Andrew Carnie was born in 1957 and lives and works in Winchester and London as an artist and lecturer. He studied chemistry and painting at Warren Wilson College, North Carolina, then zoology and psychology at Durham University, before gaining a BA in Fine Art from Goldsmiths College and an MA in Painting at the Royal College of Art.
His current practice concerns various scientific topics, primarily in the form of time-based installations. For ‘Head On’, a show on neurology at the Science Museum (in collaboration with the Wellcome Trust) Carnie produced a number of pieces of work centered around memory, the brain, and neuroscience, while working with neuroscientists at the Medical Research Center for Developmental Neurology, Kings College, London. The final work ‘Magic Forest’ was shown at the Science Museum in March 2002.
In July 2002, Carnie presented ‘Disperse’, a new work produced for ‘Hygiene – the art of public health’ at London School of Hygiene and Tropical Medicine in London. The work explores ideas around ‘removal’ and thoughts about the departure of the human body at death, looking at processes by which the body might be physically ‘dispersed’; be rendered back to atomic particles. This work was shown again at the Headquarters of Amnesty International, London, and at New College, Southampton, in November 2002.

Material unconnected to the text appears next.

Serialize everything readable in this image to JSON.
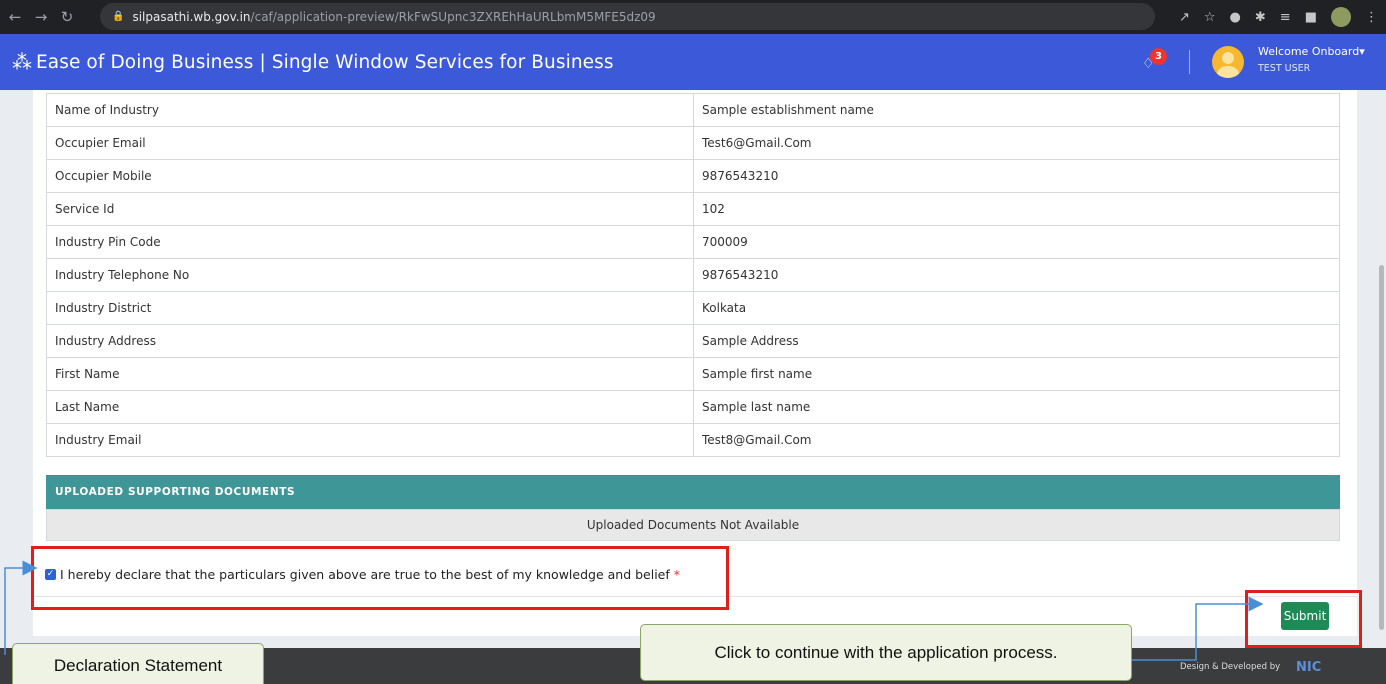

Carnie has also run other ventures alongside his practice, like the Carnie Chaple Gallery from 1986 to 1988, and the Tram Depot Gallery, from 1994 to 1996. He has worked as a consultant for Greater London Arts and taught regularly at the Winchester School of Art since 1991 . His work has been exhibited extensively, both nationally and internationally. His solo shows include; ‘Disperse’ at the Amnesty International Headquarters in London in 2002, ‘Embark’ at the Millais Gallery in Southampton in 2002, ‘Fit to Travel’ at the Tram Depot Gallery in London 1998, ‘Return Journey’ at Columbus University Gallery in Georgia in 1997 and ‘Organic’ at the Tram Depot Gallery in London in 1995.
Group exhibitions have included; ‘Hygiene – the art of public health’ at the London School of Hygiene & Tropical Medicine, ‘Head On’ at the Science Museum in London and ‘ Silent Motion’ at the Picker Gallery in London in 2002, ‘Urban Shores’ at the Dash Gallery in London and ‘Art and Architecture’ at the British Airways Headquarters in 2000, ‘Summer’ at the Sun & Doves Gallery in London in 1999, ‘Plasticity’ at The Pear Room in Hecklington in Lincolnshire in 1998, the ‘John Moores 16 Exhibition in Liverpool in 1989 and the ‘Whitechapel Open’ at the Whitechaple Gallery in London in 1987, 1989 and 1994.
His work is represented in collections in England, Germany, and the US.